Aside from a critical drop on a play that would resulted in significant yardage, the connection between Tom Brady and Edelman looked like it hadn’t missed a beat as the trusty wideout hauled in seven passes for 57 yards.
Brady and Edelman repeatedly burned the Colts in the middle of the field as the latter methodically found the soft spots in the zone defence.
With Edelman garnering attention, Rob Gronkowski did damage up the seams on six receptions for 75 yards, while James White served as an effective safety valve out of the backfield, snagging 10 catches for 77 yards a score.
As a standalone talent, Edelman doesn’t fit the bill as a weapon who opens up the rest of the attack, but in this Patriots’ offence, he’s an instrumental puzzle piece that affords Brady comfort and allows everyone else to do what they do well.
GORDON CHANNELS MOSS
You didn’t even have to squint to see the resemblance in what Josh Gordon did on his touchdown grab and what Randy Moss used to do when he and Brady were scorching opponents years ago.
In the fourth quarter, Brady showed extreme trust in his new receiver when he lofted a ball into double coverage, only for Gordon to repay his faith by splitting two defenders and coming down with the grab for the 34-yard score.
After targeting him just three times up to that point – resulting in one 16-yard hookup – Brady finally took the leap and let Gordon make a play in traffic. That’s the type of stuff Brady and Moss did so well back in the day, when the Patriots quarterback would heave passes into double and triple coverage and allow his star receiver to go get it.
Gordon is still a ways off from reaching those heights – he saw just 20 snaps on Thursday after playing 18 in his debut last week – but it’s not farfetched to imagine more home run plays coming if Brady gives him the opportunity.
ROOM FOR IMPROVEMENT
It says something, both in the Patriots’ favour and to the Colts’ detriment, that New England left plays on the field and still almost put up 50 points.
The aforementioned drop by Edelman, along with deflections off the hands of Gronkowski and Chris Hogan which resulted in Brady’s two interceptions, kept the Patriots from what could have been a flawless offensive showing.

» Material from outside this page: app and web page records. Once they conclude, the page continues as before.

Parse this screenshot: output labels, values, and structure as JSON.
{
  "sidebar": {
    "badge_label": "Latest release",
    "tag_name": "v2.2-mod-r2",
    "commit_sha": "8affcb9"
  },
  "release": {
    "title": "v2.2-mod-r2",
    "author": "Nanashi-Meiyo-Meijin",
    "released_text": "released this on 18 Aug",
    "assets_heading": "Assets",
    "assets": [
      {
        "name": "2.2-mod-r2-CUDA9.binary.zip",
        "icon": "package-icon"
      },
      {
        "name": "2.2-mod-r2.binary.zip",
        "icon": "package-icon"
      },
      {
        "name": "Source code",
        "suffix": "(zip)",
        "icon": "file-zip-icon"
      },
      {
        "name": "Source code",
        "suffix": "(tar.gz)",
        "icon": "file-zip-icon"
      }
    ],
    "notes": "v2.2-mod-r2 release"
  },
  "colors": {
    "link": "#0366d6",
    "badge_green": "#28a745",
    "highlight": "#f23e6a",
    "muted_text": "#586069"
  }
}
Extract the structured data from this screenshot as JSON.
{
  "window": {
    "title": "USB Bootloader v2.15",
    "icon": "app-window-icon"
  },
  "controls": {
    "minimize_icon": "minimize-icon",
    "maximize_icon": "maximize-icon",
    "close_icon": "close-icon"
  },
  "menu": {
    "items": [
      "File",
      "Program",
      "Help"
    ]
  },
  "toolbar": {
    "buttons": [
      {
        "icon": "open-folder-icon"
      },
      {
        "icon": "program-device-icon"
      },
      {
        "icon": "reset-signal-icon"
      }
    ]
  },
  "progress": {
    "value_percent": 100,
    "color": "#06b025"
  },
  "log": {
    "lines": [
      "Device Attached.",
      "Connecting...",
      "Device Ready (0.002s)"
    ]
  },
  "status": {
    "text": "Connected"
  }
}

After seeing his receivers let him down at times through the first four weeks, Brady didn’t fully escape the frustration on Thursday.
Brady did see his receivers create more separation to get open, but part of that was due to Indianapolis’ leaky zone coverage. Against an elite defence, New England will still have to prove they can shake tight man coverage. Not only will the Patriots have to play better teams in the weeks ahead, they’ll also face healthier sides as Indianapolis were without several key players, including T.Y. Hilton.
Still, New England are very much trending in the right direction, and with the playoffs still a long way off, they have more than enough time to hit their peak.
The 41-year-old is only the third quarterback in NFL history to reach the mark, and he made it with a 34-yard throw to Josh Gordon in the end zone.
The 2018 Super Bowl runners-up got off to a strong start and had opened up a 21-point lead by halftime, but then saw a significant portion diminish with a touchdown pass by Colts’ Andrew Luck.
Indianapolis closed the gap to 14 and came within seven in the fourth before Brady’s historic hurl saw New England pull away again.
The Patriots quarterback said: “I think all these things like that, milestones, there are so many people that contribute, all the people that have really worked hard.
“A quarterback doesn’t throw to himself.”